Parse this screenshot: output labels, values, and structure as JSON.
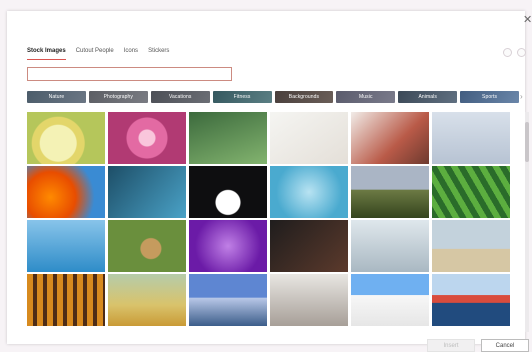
{
  "tabs": [
    "Stock Images",
    "Cutout People",
    "Icons",
    "Stickers"
  ],
  "active_tab": "Stock Images",
  "search": {
    "value": "",
    "placeholder": ""
  },
  "categories": [
    "Nature",
    "Photography",
    "Vacations",
    "Fitness",
    "Backgrounds",
    "Music",
    "Animals",
    "Sports"
  ],
  "buttons": {
    "insert": "Insert",
    "cancel": "Cancel"
  },
  "icons": {
    "close": "close-icon",
    "help": "help-icon",
    "settings": "settings-icon",
    "chevron": "chevron-right-icon"
  },
  "grid": {
    "rows": [
      [
        "lemon-slice",
        "pink-flower",
        "gloved-hand-plant",
        "hands-on-desk",
        "red-food-table",
        "dove-in-flight"
      ],
      [
        "orange-spiral",
        "blue-machine",
        "white-figure-dark",
        "blue-molecules",
        "valley-landscape",
        "green-peas"
      ],
      [
        "ocean-horizon",
        "cat-in-grass",
        "purple-bokeh",
        "hands-holding",
        "people-meeting",
        "beach-walk"
      ],
      [
        "building-grid",
        "woman-field",
        "sailboat",
        "laptop-workspace",
        "clouds-sky",
        "golden-gate"
      ]
    ]
  }
}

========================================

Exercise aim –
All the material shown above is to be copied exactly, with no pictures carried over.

Completed exercise –
Parse this screenshot: output labels, values, and structure as JSON.
{
  "tabs": [
    "Stock Images",
    "Cutout People",
    "Icons",
    "Stickers"
  ],
  "active_tab": "Stock Images",
  "search": {
    "value": "",
    "placeholder": ""
  },
  "categories": [
    "Nature",
    "Photography",
    "Vacations",
    "Fitness",
    "Backgrounds",
    "Music",
    "Animals",
    "Sports"
  ],
  "buttons": {
    "insert": "Insert",
    "cancel": "Cancel"
  },
  "icons": {
    "close": "close-icon",
    "help": "help-icon",
    "settings": "settings-icon",
    "chevron": "chevron-right-icon"
  },
  "grid": {
    "rows": [
      [
        "lemon-slice",
        "pink-flower",
        "gloved-hand-plant",
        "hands-on-desk",
        "red-food-table",
        "dove-in-flight"
      ],
      [
        "orange-spiral",
        "blue-machine",
        "white-figure-dark",
        "blue-molecules",
        "valley-landscape",
        "green-peas"
      ],
      [
        "ocean-horizon",
        "cat-in-grass",
        "purple-bokeh",
        "hands-holding",
        "people-meeting",
        "beach-walk"
      ],
      [
        "building-grid",
        "woman-field",
        "sailboat",
        "laptop-workspace",
        "clouds-sky",
        "golden-gate"
      ]
    ]
  }
}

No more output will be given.